▶ [Entries supplied]:
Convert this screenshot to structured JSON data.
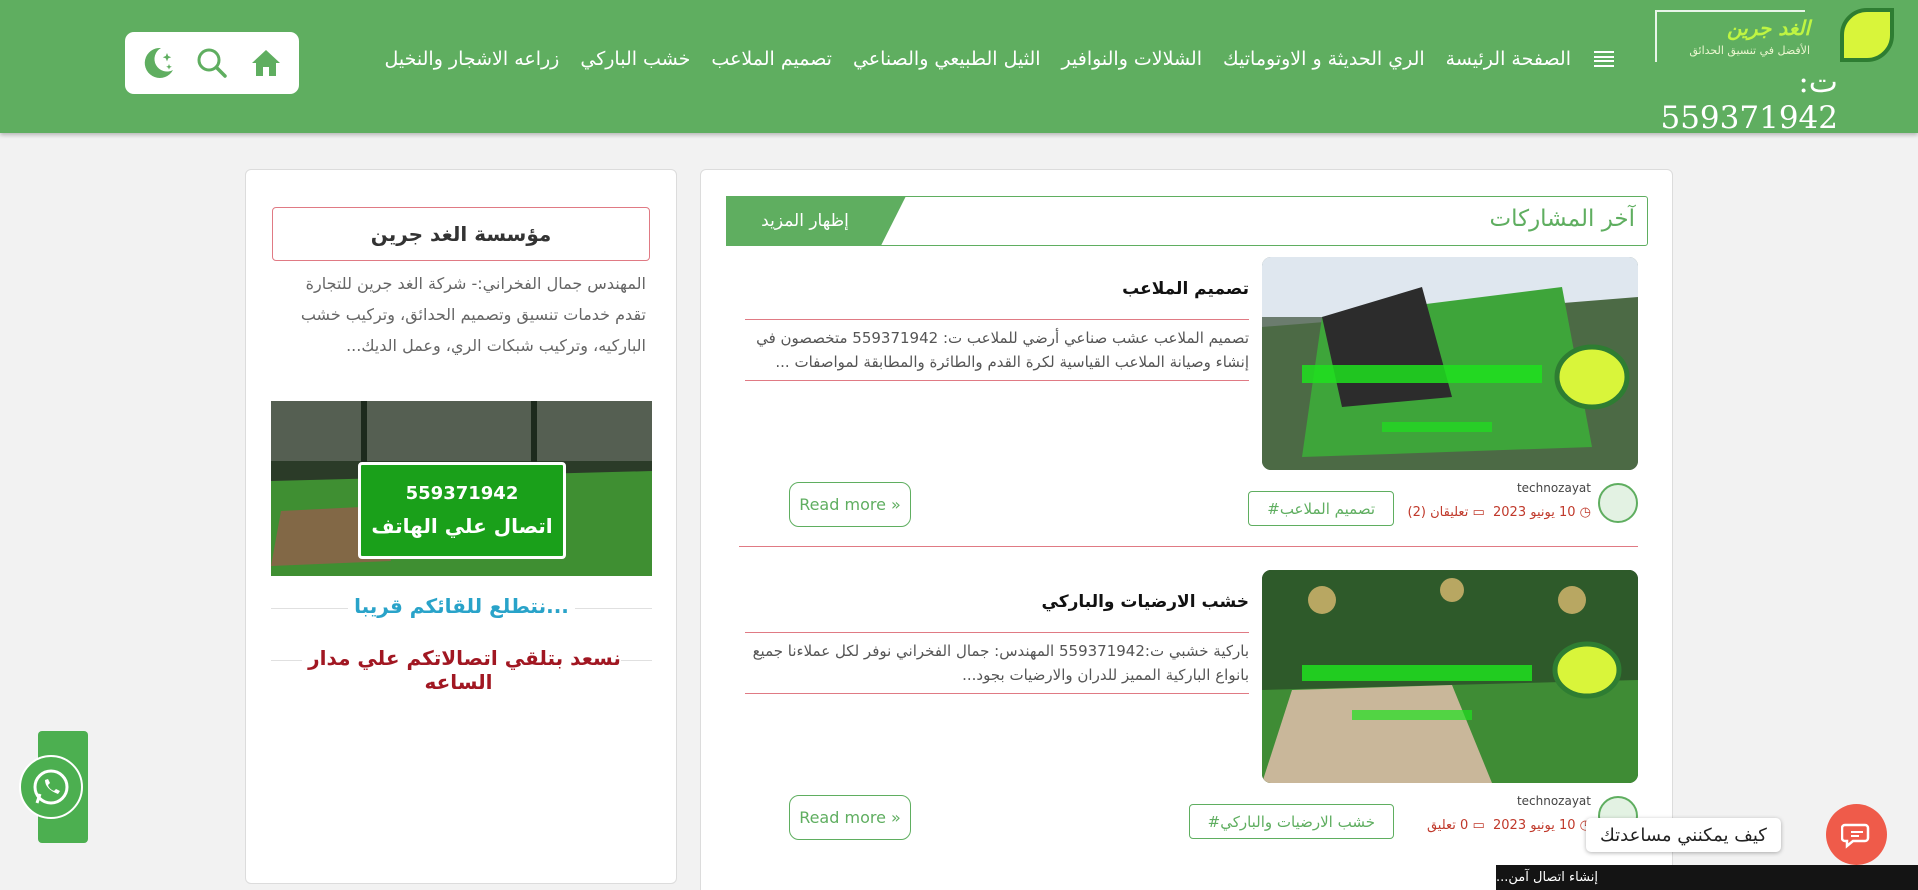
{
  "header": {
    "logo": {
      "name": "الغد جرين",
      "tagline": "الأفضل في تنسيق الحدائق",
      "phone": "ت: 559371942"
    },
    "nav": [
      {
        "label": "الصفحة الرئيسة"
      },
      {
        "label": "الري الحديثة و الاوتوماتيك"
      },
      {
        "label": "الشلالات والنوافير"
      },
      {
        "label": "الثيل الطبيعي والصناعي"
      },
      {
        "label": "تصميم الملاعب"
      },
      {
        "label": "خشب الباركي"
      },
      {
        "label": "زراعه الاشجار والنخيل"
      }
    ]
  },
  "main": {
    "section_title": "آخر المشاركات",
    "show_more": "إظهار المزيد",
    "posts": [
      {
        "title": "تصميم الملاعب",
        "excerpt": "تصميم الملاعب    عشب صناعي أرضي للملاعب     ت:    559371942 متخصصون في إنشاء وصيانة الملاعب القياسية لكرة القدم والطائرة والمطابقة لمواصفات ...",
        "author": "technozayat",
        "date": "10 يونيو 2023",
        "comments": "تعليقان (2)",
        "tag": "#تصميم الملاعب",
        "read_more": "Read more »"
      },
      {
        "title": "خشب الارضيات والباركي",
        "excerpt": "باركية خشبي     ت:559371942  المهندس: جمال الفخراني نوفر لكل عملاءنا جميع بانواع الباركية المميز للدران والارضيات بجود...",
        "author": "technozayat",
        "date": "10 يونيو 2023",
        "comments": "0 تعليق",
        "tag": "#خشب الارضيات والباركي",
        "read_more": "Read more »"
      }
    ]
  },
  "sidebar": {
    "title": "مؤسسة الغد جرين",
    "text": "المهندس جمال الفخراني:-  شركة الغد جرين للتجارة تقدم خدمات تنسيق وتصميم الحدائق، وتركيب خشب الباركيه، وتركيب شبكات الري، وعمل الديك...",
    "ad": {
      "phone": "559371942",
      "label": "اتصال علي الهاتف"
    },
    "caption1": "نتطلع للقائكم قريبا...",
    "caption2": "نسعد بتلقي اتصالاتكم علي مدار الساعه"
  },
  "chat": {
    "bubble": "كيف يمكنني مساعدتك"
  },
  "status_bar": "إنشاء اتصال آمن...",
  "colors": {
    "brand_green": "#5fae60",
    "accent_red": "#e07a84",
    "chat_red": "#ef5b4a",
    "caption_blue": "#29a3c9",
    "caption_maroon": "#a11722"
  }
}
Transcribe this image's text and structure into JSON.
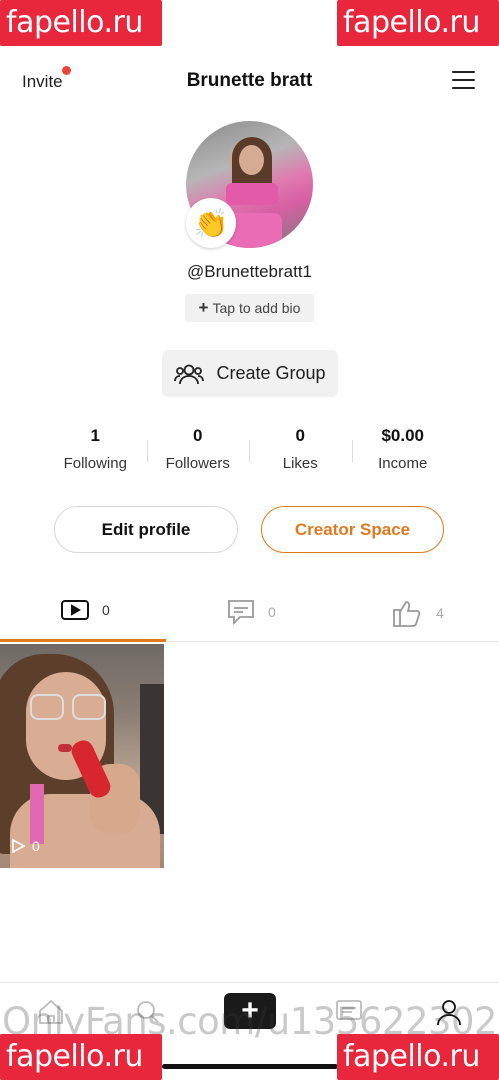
{
  "watermarks": {
    "site": "fapello.ru",
    "source": "OnlyFans.com/u135622302"
  },
  "header": {
    "invite_label": "Invite",
    "title": "Brunette bratt"
  },
  "profile": {
    "handle": "@Brunettebratt1",
    "bio_placeholder": "Tap to add bio",
    "badge_emoji": "👏",
    "create_group_label": "Create Group"
  },
  "stats": [
    {
      "value": "1",
      "label": "Following"
    },
    {
      "value": "0",
      "label": "Followers"
    },
    {
      "value": "0",
      "label": "Likes"
    },
    {
      "value": "$0.00",
      "label": "Income"
    }
  ],
  "actions": {
    "edit_profile": "Edit profile",
    "creator_space": "Creator Space"
  },
  "tabs": [
    {
      "icon": "video-icon",
      "count": "0"
    },
    {
      "icon": "comment-icon",
      "count": "0"
    },
    {
      "icon": "thumbs-up-icon",
      "count": "4"
    }
  ],
  "videos": [
    {
      "play_count": "0"
    }
  ],
  "colors": {
    "accent": "#e07a20",
    "watermark": "#e8273d",
    "notification_dot": "#e8453c"
  },
  "bottom_nav": [
    {
      "icon": "home-icon"
    },
    {
      "icon": "search-icon"
    },
    {
      "icon": "plus-icon"
    },
    {
      "icon": "messages-icon"
    },
    {
      "icon": "profile-icon"
    }
  ]
}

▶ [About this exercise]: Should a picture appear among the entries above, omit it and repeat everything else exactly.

▶ [Completed exercise]:
Convert this screenshot to structured JSON data.
{
  "header": {
    "logo": {
      "name": "الغد جرين",
      "tagline": "الأفضل في تنسيق الحدائق",
      "phone": "ت: 559371942"
    },
    "nav": [
      {
        "label": "الصفحة الرئيسة"
      },
      {
        "label": "الري الحديثة و الاوتوماتيك"
      },
      {
        "label": "الشلالات والنوافير"
      },
      {
        "label": "الثيل الطبيعي والصناعي"
      },
      {
        "label": "تصميم الملاعب"
      },
      {
        "label": "خشب الباركي"
      },
      {
        "label": "زراعه الاشجار والنخيل"
      }
    ]
  },
  "main": {
    "section_title": "آخر المشاركات",
    "show_more": "إظهار المزيد",
    "posts": [
      {
        "title": "تصميم الملاعب",
        "excerpt": "تصميم الملاعب    عشب صناعي أرضي للملاعب     ت:    559371942 متخصصون في إنشاء وصيانة الملاعب القياسية لكرة القدم والطائرة والمطابقة لمواصفات ...",
        "author": "technozayat",
        "date": "10 يونيو 2023",
        "comments": "تعليقان (2)",
        "tag": "#تصميم الملاعب",
        "read_more": "Read more »"
      },
      {
        "title": "خشب الارضيات والباركي",
        "excerpt": "باركية خشبي     ت:559371942  المهندس: جمال الفخراني نوفر لكل عملاءنا جميع بانواع الباركية المميز للدران والارضيات بجود...",
        "author": "technozayat",
        "date": "10 يونيو 2023",
        "comments": "0 تعليق",
        "tag": "#خشب الارضيات والباركي",
        "read_more": "Read more »"
      }
    ]
  },
  "sidebar": {
    "title": "مؤسسة الغد جرين",
    "text": "المهندس جمال الفخراني:-  شركة الغد جرين للتجارة تقدم خدمات تنسيق وتصميم الحدائق، وتركيب خشب الباركيه، وتركيب شبكات الري، وعمل الديك...",
    "ad": {
      "phone": "559371942",
      "label": "اتصال علي الهاتف"
    },
    "caption1": "نتطلع للقائكم قريبا...",
    "caption2": "نسعد بتلقي اتصالاتكم علي مدار الساعه"
  },
  "chat": {
    "bubble": "كيف يمكنني مساعدتك"
  },
  "status_bar": "إنشاء اتصال آمن...",
  "colors": {
    "brand_green": "#5fae60",
    "accent_red": "#e07a84",
    "chat_red": "#ef5b4a",
    "caption_blue": "#29a3c9",
    "caption_maroon": "#a11722"
  }
}
Transcribe this image's text and structure into JSON.
{
  "watermarks": {
    "site": "fapello.ru",
    "source": "OnlyFans.com/u135622302"
  },
  "header": {
    "invite_label": "Invite",
    "title": "Brunette bratt"
  },
  "profile": {
    "handle": "@Brunettebratt1",
    "bio_placeholder": "Tap to add bio",
    "badge_emoji": "👏",
    "create_group_label": "Create Group"
  },
  "stats": [
    {
      "value": "1",
      "label": "Following"
    },
    {
      "value": "0",
      "label": "Followers"
    },
    {
      "value": "0",
      "label": "Likes"
    },
    {
      "value": "$0.00",
      "label": "Income"
    }
  ],
  "actions": {
    "edit_profile": "Edit profile",
    "creator_space": "Creator Space"
  },
  "tabs": [
    {
      "icon": "video-icon",
      "count": "0"
    },
    {
      "icon": "comment-icon",
      "count": "0"
    },
    {
      "icon": "thumbs-up-icon",
      "count": "4"
    }
  ],
  "videos": [
    {
      "play_count": "0"
    }
  ],
  "colors": {
    "accent": "#e07a20",
    "watermark": "#e8273d",
    "notification_dot": "#e8453c"
  },
  "bottom_nav": [
    {
      "icon": "home-icon"
    },
    {
      "icon": "search-icon"
    },
    {
      "icon": "plus-icon"
    },
    {
      "icon": "messages-icon"
    },
    {
      "icon": "profile-icon"
    }
  ]
}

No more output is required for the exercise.